- Work item -
The full listing below should be copied verbatim.

BEGIN

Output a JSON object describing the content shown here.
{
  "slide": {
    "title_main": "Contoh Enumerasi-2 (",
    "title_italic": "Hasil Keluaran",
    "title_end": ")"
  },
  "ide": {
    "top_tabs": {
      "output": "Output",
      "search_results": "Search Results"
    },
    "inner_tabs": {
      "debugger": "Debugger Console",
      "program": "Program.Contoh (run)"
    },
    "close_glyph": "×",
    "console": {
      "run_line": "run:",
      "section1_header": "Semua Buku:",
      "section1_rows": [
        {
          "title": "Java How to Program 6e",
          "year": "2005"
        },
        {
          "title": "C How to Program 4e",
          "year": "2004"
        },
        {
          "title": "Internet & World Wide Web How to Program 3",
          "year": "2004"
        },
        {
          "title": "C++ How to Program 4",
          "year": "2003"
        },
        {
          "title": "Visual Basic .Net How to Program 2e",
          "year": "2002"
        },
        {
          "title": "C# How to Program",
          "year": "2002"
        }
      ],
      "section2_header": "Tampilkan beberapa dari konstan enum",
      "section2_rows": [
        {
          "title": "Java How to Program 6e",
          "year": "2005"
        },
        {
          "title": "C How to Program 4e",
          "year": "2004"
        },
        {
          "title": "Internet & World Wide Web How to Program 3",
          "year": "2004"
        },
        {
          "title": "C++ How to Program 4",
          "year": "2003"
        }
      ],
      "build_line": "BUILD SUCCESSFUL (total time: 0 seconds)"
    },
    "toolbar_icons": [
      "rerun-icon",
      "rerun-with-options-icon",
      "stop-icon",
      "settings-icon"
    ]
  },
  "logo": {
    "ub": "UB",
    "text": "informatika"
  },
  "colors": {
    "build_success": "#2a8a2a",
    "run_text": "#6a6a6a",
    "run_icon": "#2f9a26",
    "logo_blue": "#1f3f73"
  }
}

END

- Exercise answer -
Output a JSON object describing the content shown here.
{
  "slide": {
    "title_main": "Contoh Enumerasi-2 (",
    "title_italic": "Hasil Keluaran",
    "title_end": ")"
  },
  "ide": {
    "top_tabs": {
      "output": "Output",
      "search_results": "Search Results"
    },
    "inner_tabs": {
      "debugger": "Debugger Console",
      "program": "Program.Contoh (run)"
    },
    "close_glyph": "×",
    "console": {
      "run_line": "run:",
      "section1_header": "Semua Buku:",
      "section1_rows": [
        {
          "title": "Java How to Program 6e",
          "year": "2005"
        },
        {
          "title": "C How to Program 4e",
          "year": "2004"
        },
        {
          "title": "Internet & World Wide Web How to Program 3",
          "year": "2004"
        },
        {
          "title": "C++ How to Program 4",
          "year": "2003"
        },
        {
          "title": "Visual Basic .Net How to Program 2e",
          "year": "2002"
        },
        {
          "title": "C# How to Program",
          "year": "2002"
        }
      ],
      "section2_header": "Tampilkan beberapa dari konstan enum",
      "section2_rows": [
        {
          "title": "Java How to Program 6e",
          "year": "2005"
        },
        {
          "title": "C How to Program 4e",
          "year": "2004"
        },
        {
          "title": "Internet & World Wide Web How to Program 3",
          "year": "2004"
        },
        {
          "title": "C++ How to Program 4",
          "year": "2003"
        }
      ],
      "build_line": "BUILD SUCCESSFUL (total time: 0 seconds)"
    },
    "toolbar_icons": [
      "rerun-icon",
      "rerun-with-options-icon",
      "stop-icon",
      "settings-icon"
    ]
  },
  "logo": {
    "ub": "UB",
    "text": "informatika"
  },
  "colors": {
    "build_success": "#2a8a2a",
    "run_text": "#6a6a6a",
    "run_icon": "#2f9a26",
    "logo_blue": "#1f3f73"
  }
}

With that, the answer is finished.